Musicon raise the classical bar with the internationally reputed Allegri Quartet
by Clare Everson
Durham University’s Musicon concert series seriously raised the bar this week, with an exhilarating evening of String quartet music on Wednesday 2nd May, performed by the nationally renowned Allegri Quartet. Founded in 1953, the quartet is Britain’s longest-running chamber music ensemble, sustained by generations of the finest international performers.
Much of their ‘fresh’ and vibrant personality comes from a continuous renewal of repertoire; premiering over 60 works over the years, many of which have been specially commissioned pieces by exciting new composers such as James MacMillan (composer of The Confession of Isobel Gowdie) and Alexander Goehr (previous collaborator with Benjamin Britten).
Of course a combination of Beethoven, Shostakovich and Borodin is always going to excite a classical music lover such as myself, however it wasn’t until they opened with Beethoven’s No.4, Op.18 that I realised the thrill and conviction the Allegri quartet were going to bring to the evening’s programme. The dark inflections of “sturm und drang” in the opening dispute between the first violin line (played by Ofer Falk) and the rest of the quartet was a superb start to the concert, with all four instrumentalists playing with wonderful confidence and strength.
Being in the front row, one felt incredibly involved with the performance, but I’m sure even audience members at the back saw the musicians almost come off their seats at moments of extreme energy. The unity of the quartet was especially notable in the final movement, where I found myself almost breathing alongside the players before their entries, which surprisingly were often led by the ‘cello, who had a certain assurance in her direction of the ensemble.
Their affecting performance of the Shostakovich has stayed with me since Wednesday evening. No.8, op.110 is an incredibly emotive work which he wrote after visiting Dresden following the Allied bombing of the Second World War. Shostakovich dedicates it “To the memory of the victims of fascism and war” after the “horrific and senseless destruction” that made a deep impression on him; so much so that he’d finished the quartet in three days. These emotional nuances were depicted with great expression by the players bringing sensitivity to the mournful, elegiac textures (last movement), and strength in the forceful ‘bombing’ three note motif (fourth movement); an intricate interweaving of Shostakovich’s anger and sorrow.
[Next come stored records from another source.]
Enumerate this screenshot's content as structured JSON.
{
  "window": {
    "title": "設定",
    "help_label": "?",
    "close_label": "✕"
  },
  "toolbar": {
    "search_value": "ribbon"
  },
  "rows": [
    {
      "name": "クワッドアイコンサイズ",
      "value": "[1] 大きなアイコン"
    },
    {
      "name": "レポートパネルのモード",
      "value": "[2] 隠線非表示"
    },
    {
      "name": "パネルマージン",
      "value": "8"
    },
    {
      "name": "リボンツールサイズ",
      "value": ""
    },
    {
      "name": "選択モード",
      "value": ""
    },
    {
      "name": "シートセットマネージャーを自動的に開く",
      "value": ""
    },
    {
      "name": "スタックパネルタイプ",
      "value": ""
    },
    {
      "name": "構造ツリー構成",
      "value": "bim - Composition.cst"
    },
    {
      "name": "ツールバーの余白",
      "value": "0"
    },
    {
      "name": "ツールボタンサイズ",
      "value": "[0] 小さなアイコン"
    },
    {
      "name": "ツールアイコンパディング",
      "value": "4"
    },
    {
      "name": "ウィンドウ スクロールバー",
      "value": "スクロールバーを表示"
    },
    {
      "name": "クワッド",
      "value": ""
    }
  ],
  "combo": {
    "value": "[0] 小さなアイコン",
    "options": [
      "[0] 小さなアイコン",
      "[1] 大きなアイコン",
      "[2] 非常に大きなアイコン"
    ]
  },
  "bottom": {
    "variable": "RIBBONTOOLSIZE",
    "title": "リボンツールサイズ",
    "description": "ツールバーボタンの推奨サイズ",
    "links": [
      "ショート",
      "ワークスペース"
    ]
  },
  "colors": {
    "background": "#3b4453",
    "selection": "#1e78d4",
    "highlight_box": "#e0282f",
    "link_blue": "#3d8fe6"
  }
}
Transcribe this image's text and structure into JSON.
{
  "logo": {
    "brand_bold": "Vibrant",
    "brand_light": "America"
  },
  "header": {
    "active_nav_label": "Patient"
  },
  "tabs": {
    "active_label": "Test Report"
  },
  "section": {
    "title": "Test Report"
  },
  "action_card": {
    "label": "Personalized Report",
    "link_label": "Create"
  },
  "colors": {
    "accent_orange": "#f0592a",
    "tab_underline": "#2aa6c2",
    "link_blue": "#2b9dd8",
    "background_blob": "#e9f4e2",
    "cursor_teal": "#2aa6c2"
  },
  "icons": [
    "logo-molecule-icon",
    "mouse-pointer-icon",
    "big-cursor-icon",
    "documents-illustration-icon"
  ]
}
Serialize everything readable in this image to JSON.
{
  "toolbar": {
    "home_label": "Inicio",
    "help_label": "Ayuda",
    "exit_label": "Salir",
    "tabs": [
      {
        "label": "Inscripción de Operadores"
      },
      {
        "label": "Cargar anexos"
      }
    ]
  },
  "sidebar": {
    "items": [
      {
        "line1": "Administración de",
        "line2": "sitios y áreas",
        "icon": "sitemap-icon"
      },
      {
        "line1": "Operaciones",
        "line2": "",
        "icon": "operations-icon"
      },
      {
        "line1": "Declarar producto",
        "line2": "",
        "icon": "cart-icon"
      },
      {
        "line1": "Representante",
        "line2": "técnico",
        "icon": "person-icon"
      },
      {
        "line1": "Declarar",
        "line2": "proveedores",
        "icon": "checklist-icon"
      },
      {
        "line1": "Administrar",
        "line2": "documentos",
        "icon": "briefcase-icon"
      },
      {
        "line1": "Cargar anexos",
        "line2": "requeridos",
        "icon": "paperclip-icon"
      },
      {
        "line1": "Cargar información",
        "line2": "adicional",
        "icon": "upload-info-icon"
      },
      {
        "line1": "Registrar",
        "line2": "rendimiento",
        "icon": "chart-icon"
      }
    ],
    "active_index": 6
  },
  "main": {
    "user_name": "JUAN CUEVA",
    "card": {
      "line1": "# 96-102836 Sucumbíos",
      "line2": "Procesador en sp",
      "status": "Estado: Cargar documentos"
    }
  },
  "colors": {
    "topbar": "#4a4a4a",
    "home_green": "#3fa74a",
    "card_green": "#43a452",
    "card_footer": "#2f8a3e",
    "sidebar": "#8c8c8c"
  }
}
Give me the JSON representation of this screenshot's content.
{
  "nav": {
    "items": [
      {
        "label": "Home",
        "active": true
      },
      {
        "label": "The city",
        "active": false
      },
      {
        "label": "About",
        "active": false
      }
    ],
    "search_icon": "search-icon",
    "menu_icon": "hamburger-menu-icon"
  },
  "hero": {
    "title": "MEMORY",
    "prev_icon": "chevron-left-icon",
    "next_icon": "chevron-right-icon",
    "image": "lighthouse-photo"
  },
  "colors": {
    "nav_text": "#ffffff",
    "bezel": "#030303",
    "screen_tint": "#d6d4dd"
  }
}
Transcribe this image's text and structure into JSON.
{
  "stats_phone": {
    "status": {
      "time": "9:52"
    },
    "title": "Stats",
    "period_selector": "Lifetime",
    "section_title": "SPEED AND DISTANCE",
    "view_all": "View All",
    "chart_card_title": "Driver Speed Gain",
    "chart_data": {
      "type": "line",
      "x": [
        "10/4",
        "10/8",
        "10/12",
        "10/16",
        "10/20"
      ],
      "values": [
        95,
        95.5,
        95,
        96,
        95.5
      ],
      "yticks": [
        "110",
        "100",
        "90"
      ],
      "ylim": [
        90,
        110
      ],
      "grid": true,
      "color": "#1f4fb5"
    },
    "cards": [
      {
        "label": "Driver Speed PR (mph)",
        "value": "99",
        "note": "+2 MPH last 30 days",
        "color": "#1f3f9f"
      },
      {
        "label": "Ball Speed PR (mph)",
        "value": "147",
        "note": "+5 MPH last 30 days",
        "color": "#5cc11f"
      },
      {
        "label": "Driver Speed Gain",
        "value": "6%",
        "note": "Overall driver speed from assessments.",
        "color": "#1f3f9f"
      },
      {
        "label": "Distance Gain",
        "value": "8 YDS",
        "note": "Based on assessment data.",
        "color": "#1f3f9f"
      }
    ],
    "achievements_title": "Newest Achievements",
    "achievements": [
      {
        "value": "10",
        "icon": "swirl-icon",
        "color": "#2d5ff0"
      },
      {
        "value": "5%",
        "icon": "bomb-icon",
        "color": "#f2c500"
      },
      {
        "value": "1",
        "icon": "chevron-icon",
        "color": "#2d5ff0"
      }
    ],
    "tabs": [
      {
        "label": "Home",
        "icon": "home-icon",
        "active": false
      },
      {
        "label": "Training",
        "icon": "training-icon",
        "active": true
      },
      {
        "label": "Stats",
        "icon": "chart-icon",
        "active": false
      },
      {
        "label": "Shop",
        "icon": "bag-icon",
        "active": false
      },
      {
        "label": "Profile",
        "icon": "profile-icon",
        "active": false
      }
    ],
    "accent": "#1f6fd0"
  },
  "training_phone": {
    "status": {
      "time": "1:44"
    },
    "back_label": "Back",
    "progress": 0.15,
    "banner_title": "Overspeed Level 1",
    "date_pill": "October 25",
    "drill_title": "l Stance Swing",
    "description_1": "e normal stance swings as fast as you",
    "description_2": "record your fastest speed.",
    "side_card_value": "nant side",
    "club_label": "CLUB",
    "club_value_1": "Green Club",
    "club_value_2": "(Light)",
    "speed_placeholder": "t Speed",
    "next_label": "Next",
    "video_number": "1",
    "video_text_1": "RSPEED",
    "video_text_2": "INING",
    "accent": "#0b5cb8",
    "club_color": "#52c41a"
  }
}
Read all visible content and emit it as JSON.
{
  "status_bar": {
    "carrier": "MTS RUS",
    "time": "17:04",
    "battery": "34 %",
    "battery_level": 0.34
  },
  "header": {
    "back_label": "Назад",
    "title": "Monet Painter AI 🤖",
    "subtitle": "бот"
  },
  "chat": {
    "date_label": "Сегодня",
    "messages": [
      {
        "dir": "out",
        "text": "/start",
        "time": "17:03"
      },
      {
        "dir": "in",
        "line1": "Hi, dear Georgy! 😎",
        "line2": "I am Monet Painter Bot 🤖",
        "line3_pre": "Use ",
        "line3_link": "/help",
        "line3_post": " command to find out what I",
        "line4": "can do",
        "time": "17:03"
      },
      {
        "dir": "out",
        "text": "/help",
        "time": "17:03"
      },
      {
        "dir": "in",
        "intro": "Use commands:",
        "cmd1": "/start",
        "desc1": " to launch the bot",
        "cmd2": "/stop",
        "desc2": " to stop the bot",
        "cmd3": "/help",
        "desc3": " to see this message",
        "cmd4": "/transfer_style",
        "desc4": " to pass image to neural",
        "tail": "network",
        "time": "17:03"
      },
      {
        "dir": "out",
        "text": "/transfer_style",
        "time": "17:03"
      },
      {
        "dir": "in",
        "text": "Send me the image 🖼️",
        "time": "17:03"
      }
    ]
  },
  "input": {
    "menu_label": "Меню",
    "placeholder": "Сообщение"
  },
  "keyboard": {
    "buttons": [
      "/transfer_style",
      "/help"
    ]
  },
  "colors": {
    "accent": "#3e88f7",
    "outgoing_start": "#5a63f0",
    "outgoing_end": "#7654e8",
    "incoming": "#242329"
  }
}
Borodin’s string quartet No.2, is a wonderfully romantic work dedicated to his wife, which he Allegri quartet presented with touching elegance and particularly tender phrasing of the melodies. Perhaps it would be interesting to rearrange the programme to see how it would work if this came before the Shostakovich, as the poignancy of the lyrical Russian romanticism may have had more of an impact had it not had the difficulty of following such a strikingly tragic work. However, this is not to say that the beautiful tone and expression in the first violin and ‘cello melodies went unrecognised.
Post-performance discussions mirrored my thoughts, with comments from audience members such as: “particularly outstanding was their performance of the Shostakovich in which the essential character of the music was clearly and intelligently conveyed to the audience”.
An outstanding concert by an ensemble that has now gained many new followers.